Nigerian designer and artist Karo Akpokiere’s philosophy is to keep exploring and think outside the box
Born and raised in the ’80s, in the city of Lagos, Nigeria’s biggest cultural and commercial hub, artist Karo Akpokiere says his inner search for free artistic expression took turns off concrete paths and onto unpaved ones, governed by the courage to experiment with diverse disciplines.
Seduced by the allure of a career in engineering, Akpokiere says that art school didn’t seem like an accessible choice at 17, despite his artistic vocation. However, one day at his local church, his calling voiced itself clearly, through the words of the bishop, who said, “The things you know how to do could give you great insight into what you should be doing for the rest of your life.”
With the aspiration of becoming a shoe designer, Akpokiere registered at the Yaba College of Technology, with a focus in graphic design. At that point, his urban illustrations using written word were evolving into a personal language.
However advantageous, art school shed an alarming light upon the hot topics circulating within a network he was now part of. Lesson one: market forces govern advertising. A committee seeds its creative control. Lesson two: The world of fine arts doesn’t place the artist at a position deemed respectable within the hierarchy of curators and galleries.
Unable to see himself compromised by this infrastructure, Akpokiere was to find a state of living where he could break free, retaining full control over the final outcome of his labour. An alternative realm of possible freedom fell into his lap when his parents gifted him an art book entitled 100% Cotton, in which artists expressed their vision by crossing and merging disciplines: animators using sculpture, painters using advertising. That was the missing key.
Akpokiere shares Keith Haring’s fascination with how ones work could be accessed; and Shepherd Fairey’s use of graphic design, a tool that exists in service of advertisement, to pass on non-commercial, even personal messages.
And so, a textile design for shoes, an illustration of a letter addressed to the continent of Africa, a comic strip about ordinary human experience, instead of trending super heroes, or simply a beautiful drawing became Akpokiere’s outputs and meditations. To him, graphic art or fine art are simply platforms to engage with for a moment’s expression. He uses this gift as a way to make connections with the world.
For the upcoming edition of the Armory Show, Akpokiere has chosen to channel his experience of the past two years through a live drawing of characters deemed valid vessels in the anticipated New York minute. He defines this session as “an art fair within an art fair.”
Through his own system of fictitious rules, the young man allows himself to progressively embody and assign to interlocutors any necessary role in service of his own artistic integrity. Freedom at last!
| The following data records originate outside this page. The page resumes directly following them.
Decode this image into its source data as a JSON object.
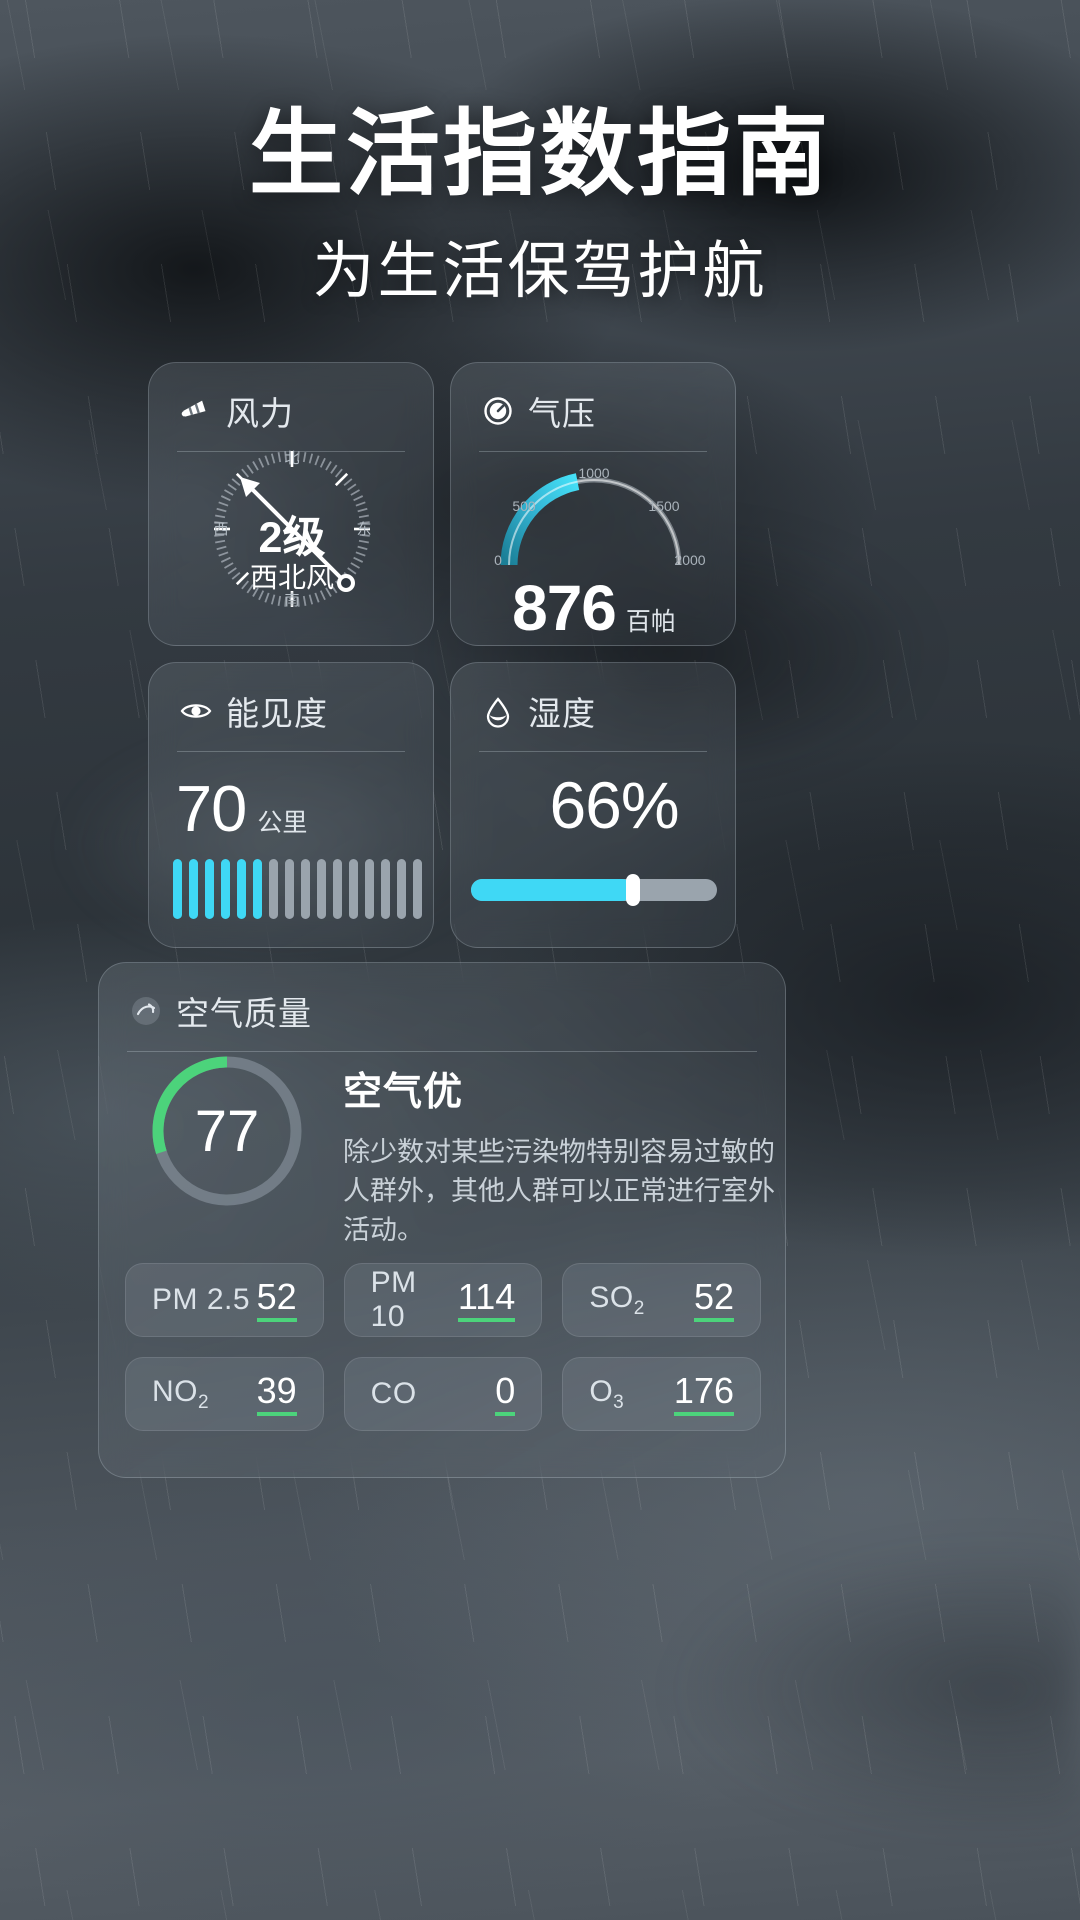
{
  "header": {
    "title": "生活指数指南",
    "subtitle": "为生活保驾护航"
  },
  "colors": {
    "accent_cyan": "#3fd8f5",
    "accent_green": "#4cd37b",
    "text_primary": "#ffffff",
    "text_secondary": "#c9d1d8"
  },
  "cards": {
    "wind": {
      "title": "风力",
      "icon": "windsock-icon",
      "value": "2级",
      "direction": "西北风",
      "compass_labels": {
        "north": "北",
        "south": "南",
        "east": "东",
        "west": "西"
      }
    },
    "pressure": {
      "title": "气压",
      "icon": "gauge-icon",
      "value": "876",
      "unit": "百帕",
      "ticks": [
        "0",
        "500",
        "1000",
        "1500",
        "2000"
      ],
      "range_max": 2000
    },
    "visibility": {
      "title": "能见度",
      "icon": "eye-icon",
      "value": "70",
      "unit": "公里",
      "bars_total": 16,
      "bars_active": 6
    },
    "humidity": {
      "title": "湿度",
      "icon": "droplet-icon",
      "value": "66%",
      "percent": 66
    },
    "air_quality": {
      "title": "空气质量",
      "icon": "air-quality-icon",
      "aqi": "77",
      "aqi_percent": 30,
      "level": "空气优",
      "description": "除少数对某些污染物特别容易过敏的人群外，其他人群可以正常进行室外活动。",
      "pollutants": [
        {
          "name": "PM 2.5",
          "sub": "",
          "value": "52"
        },
        {
          "name": "PM 10",
          "sub": "",
          "value": "114"
        },
        {
          "name": "SO",
          "sub": "2",
          "value": "52"
        },
        {
          "name": "NO",
          "sub": "2",
          "value": "39"
        },
        {
          "name": "CO",
          "sub": "",
          "value": "0"
        },
        {
          "name": "O",
          "sub": "3",
          "value": "176"
        }
      ]
    }
  }
}
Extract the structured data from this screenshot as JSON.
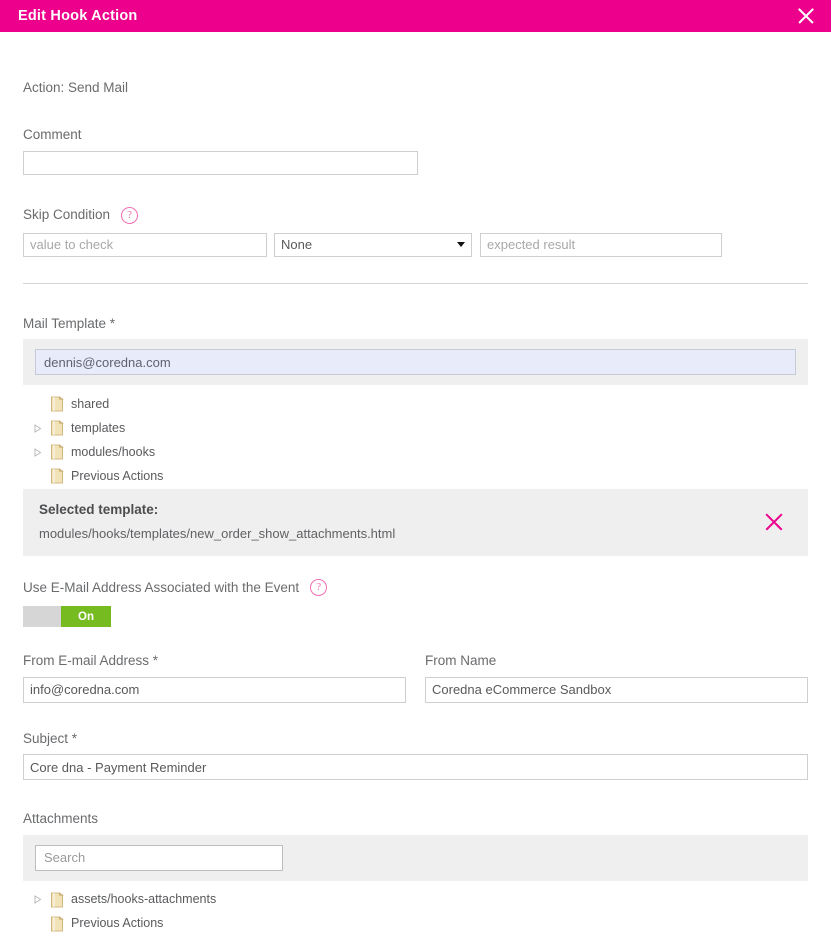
{
  "titlebar": {
    "title": "Edit Hook Action",
    "close_icon": "close-icon"
  },
  "form": {
    "action_line": "Action: Send Mail",
    "comment": {
      "label": "Comment",
      "value": "",
      "placeholder": ""
    },
    "skip_condition": {
      "label": "Skip Condition",
      "help_icon": "?",
      "value_placeholder": "value to check",
      "value": "",
      "operator_selected": "None",
      "operator_options": [
        "None"
      ],
      "expected_placeholder": "expected result",
      "expected_value": ""
    },
    "mail_template": {
      "label": "Mail Template *",
      "search_value": "dennis@coredna.com",
      "search_placeholder": "",
      "tree": [
        {
          "label": "shared",
          "expandable": false
        },
        {
          "label": "templates",
          "expandable": true
        },
        {
          "label": "modules/hooks",
          "expandable": true
        },
        {
          "label": "Previous Actions",
          "expandable": false
        }
      ]
    },
    "selected_template": {
      "title": "Selected template:",
      "path": "modules/hooks/templates/new_order_show_attachments.html",
      "clear_icon": "close-icon"
    },
    "use_event_email": {
      "label": "Use E-Mail Address Associated with the Event",
      "help_icon": "?",
      "toggle_state": "On"
    },
    "from_email": {
      "label": "From E-mail Address *",
      "value": "info@coredna.com"
    },
    "from_name": {
      "label": "From Name",
      "value": "Coredna eCommerce Sandbox"
    },
    "subject": {
      "label": "Subject *",
      "value": "Core dna - Payment Reminder"
    },
    "attachments": {
      "label": "Attachments",
      "search_value": "",
      "search_placeholder": "Search",
      "tree": [
        {
          "label": "assets/hooks-attachments",
          "expandable": true
        },
        {
          "label": "Previous Actions",
          "expandable": false
        }
      ]
    }
  },
  "colors": {
    "brand_magenta": "#EC008C",
    "toggle_green": "#76bc21",
    "help_pink": "#F06FB4",
    "panel_gray": "#efefef"
  }
}
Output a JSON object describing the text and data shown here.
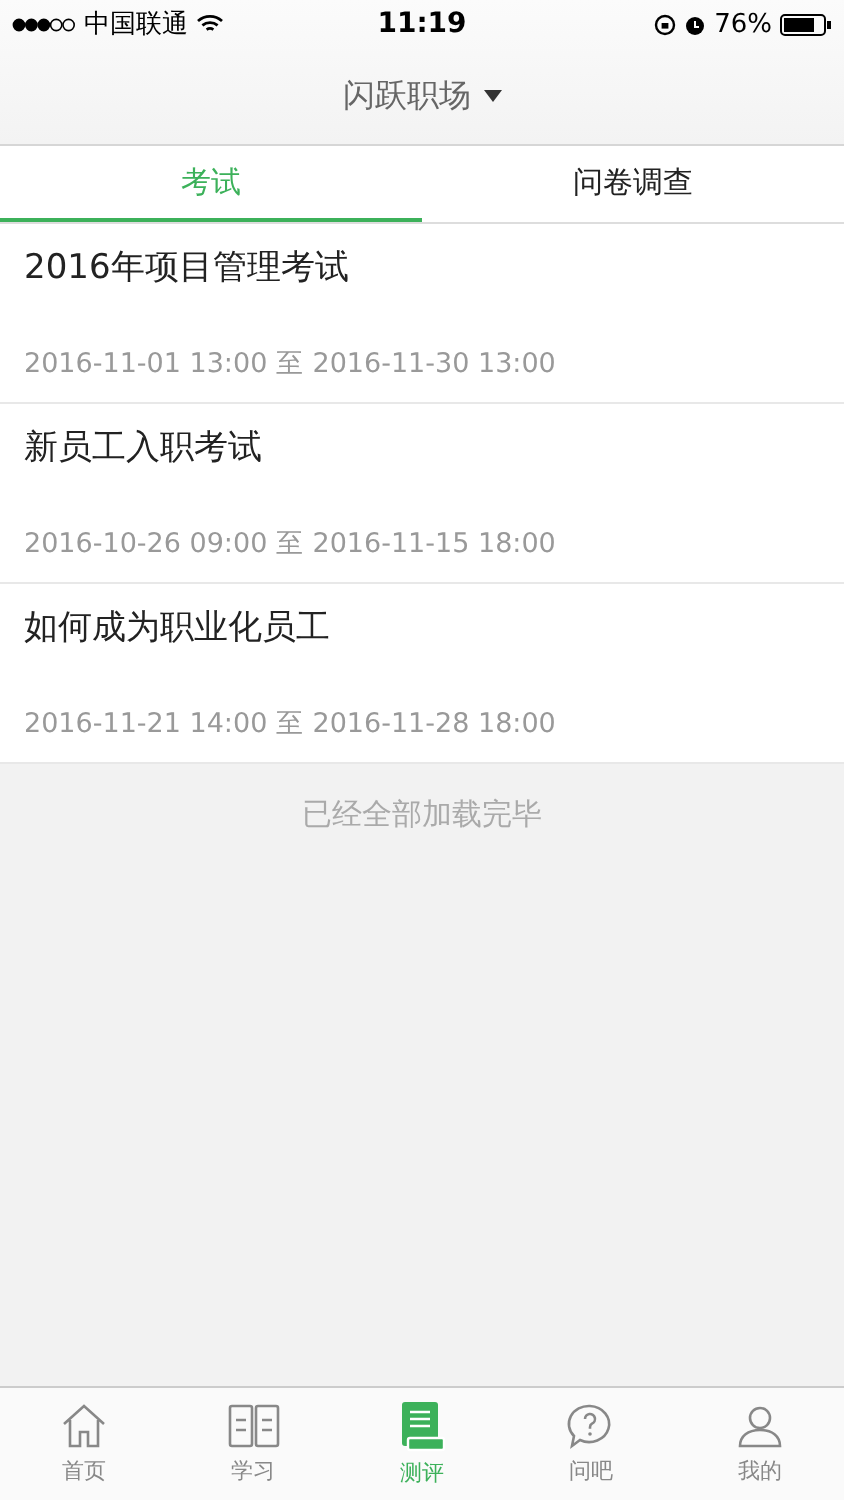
{
  "status_bar": {
    "carrier": "中国联通",
    "time": "11:19",
    "battery": "76%"
  },
  "nav": {
    "title": "闪跃职场"
  },
  "tabs": [
    {
      "label": "考试",
      "selected": true
    },
    {
      "label": "问卷调查",
      "selected": false
    }
  ],
  "exams": [
    {
      "title": "2016年项目管理考试",
      "period": "2016-11-01 13:00 至 2016-11-30 13:00"
    },
    {
      "title": "新员工入职考试",
      "period": "2016-10-26 09:00 至 2016-11-15 18:00"
    },
    {
      "title": "如何成为职业化员工",
      "period": "2016-11-21 14:00 至 2016-11-28 18:00"
    }
  ],
  "footer_note": "已经全部加载完毕",
  "tab_bar": [
    {
      "label": "首页",
      "selected": false
    },
    {
      "label": "学习",
      "selected": false
    },
    {
      "label": "测评",
      "selected": true
    },
    {
      "label": "问吧",
      "selected": false
    },
    {
      "label": "我的",
      "selected": false
    }
  ]
}
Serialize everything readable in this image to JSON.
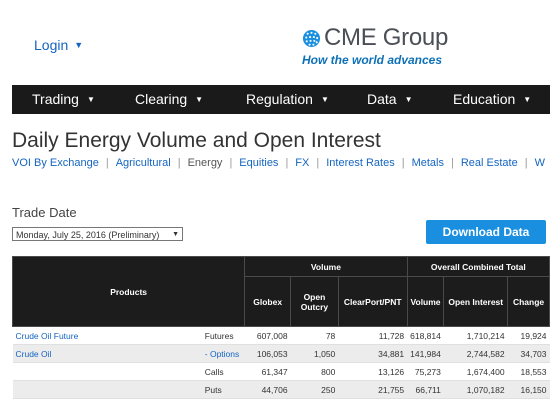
{
  "header": {
    "login_label": "Login",
    "logo_text": "CME Group",
    "tagline": "How the world advances"
  },
  "nav": [
    "Trading",
    "Clearing",
    "Regulation",
    "Data",
    "Education"
  ],
  "page": {
    "title": "Daily Energy Volume and Open Interest",
    "subnav": [
      "VOI By Exchange",
      "Agricultural",
      "Energy",
      "Equities",
      "FX",
      "Interest Rates",
      "Metals",
      "Real Estate",
      "W"
    ],
    "subnav_active": "Energy"
  },
  "trade_date": {
    "label": "Trade Date",
    "selected": "Monday, July 25, 2016 (Preliminary)"
  },
  "download_label": "Download Data",
  "table": {
    "group_products": "Products",
    "group_volume": "Volume",
    "group_oi": "Overall Combined Total",
    "columns": [
      "Globex",
      "Open Outcry",
      "ClearPort/PNT",
      "Volume",
      "Open Interest",
      "Change"
    ],
    "rows": [
      {
        "product": "Crude Oil Future",
        "type": "Futures",
        "globex": "607,008",
        "outcry": "78",
        "clearport": "11,728",
        "volume": "618,814",
        "oi": "1,710,214",
        "change": "19,924"
      },
      {
        "product": "Crude Oil",
        "type": "- Options",
        "globex": "106,053",
        "outcry": "1,050",
        "clearport": "34,881",
        "volume": "141,984",
        "oi": "2,744,582",
        "change": "34,703"
      },
      {
        "product": "",
        "type": "Calls",
        "globex": "61,347",
        "outcry": "800",
        "clearport": "13,126",
        "volume": "75,273",
        "oi": "1,674,400",
        "change": "18,553"
      },
      {
        "product": "",
        "type": "Puts",
        "globex": "44,706",
        "outcry": "250",
        "clearport": "21,755",
        "volume": "66,711",
        "oi": "1,070,182",
        "change": "16,150"
      }
    ]
  },
  "colors": {
    "link": "#1565c0",
    "nav_bg": "#1a1a1a",
    "button": "#1a8fe0",
    "logo_blue": "#0e71b8"
  }
}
Visions of a book consolidating the labours of the improvised séance could signify another twist in the fabric of truth.
He calls upon courage through a quote by graphic artist Ten Tenorio: “Keep exploring! Attitudes and necessities always meet up at some point, and when they do, people can recognise the potential solutions you propose.”
Akpokiere exists in full transparency, according to the principles that got him where he is today. He is paying attention
A version of this article appeared in print in Selections, The One-on-One Issue #35, on pages 100-103.